Of course, given the even greater factual information now available to Barbasetti’s heirs batbasetti successors, holding some of these opinions is far worse. Inexcusably, at one point he also wrote: All rights are reserved.
Olympic Gamesathletic festival that originated in ancient Greece and was revived in the late 19th century.
Increased ritual and sportification happened to fencing as its self-defence and military aspects declined—at the same time the craft became more and more concerned with aesthetic form, ritual, etiquette and competitive pastime. Even for a fencing master writing a short history of Western swordsmanship inthere was a good deal of reliable material on Medieval weapons at the time for those who were genuinely interested.
To those readers who may encounter this re-released book, this essay is a strong word of caution. Additionally, on the same line of thought he later writes: Although the use of swords dates to prehistoric times and swordplay to ancient civilizations, the organized sport of fencing began only at the end of the 19th century.

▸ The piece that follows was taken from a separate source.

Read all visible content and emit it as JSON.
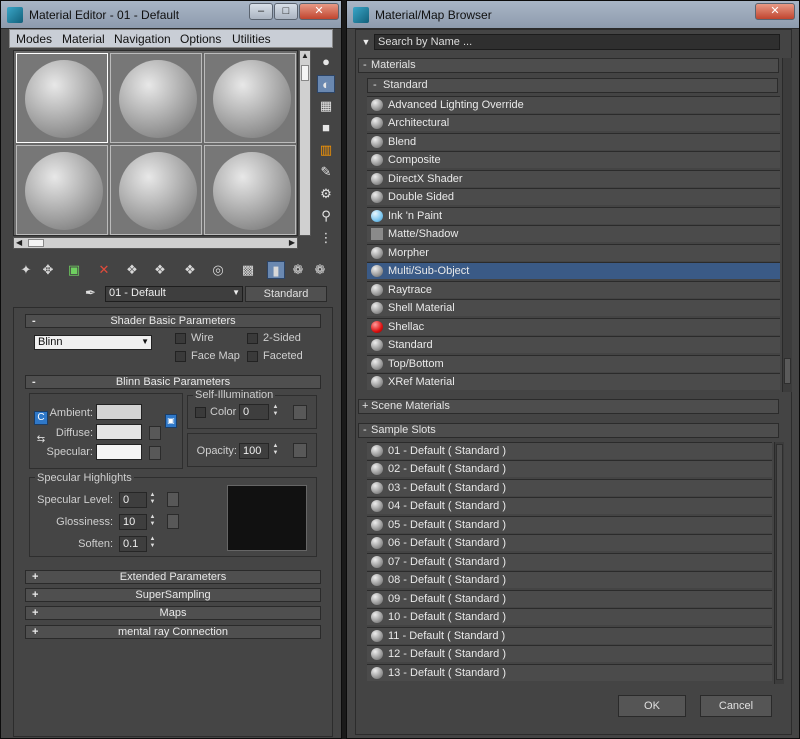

Maestro Luigi Barbasetti
Since this book is so often cited as influential barbqsetti important among instructors in the classical and sport fencing community today, then it is no surprise batbasetti so many of them hold such dim and uninformed views of historical fencing. They pursued a far more narrow and specialized form of gentlemanly fencing directed toward duels of honor with single identical swords.
This attitude is indicative still today of many experts in forms of classical Western sport fencing. Barbasetti includes an entire section on historical swordsmanship at the end of his excellent instructions on foil.
His unique insight into fencing helped guide the sport into the 20th century. Discover some of the most interesting and trending topics of His broad-minded understanding quickly erodes to be replaced with a series of overly generalized observations on Medieval and Renaissance swordsmanship that are wholly without merit in light of current information on ligi weaponry and understanding of fighting manuals.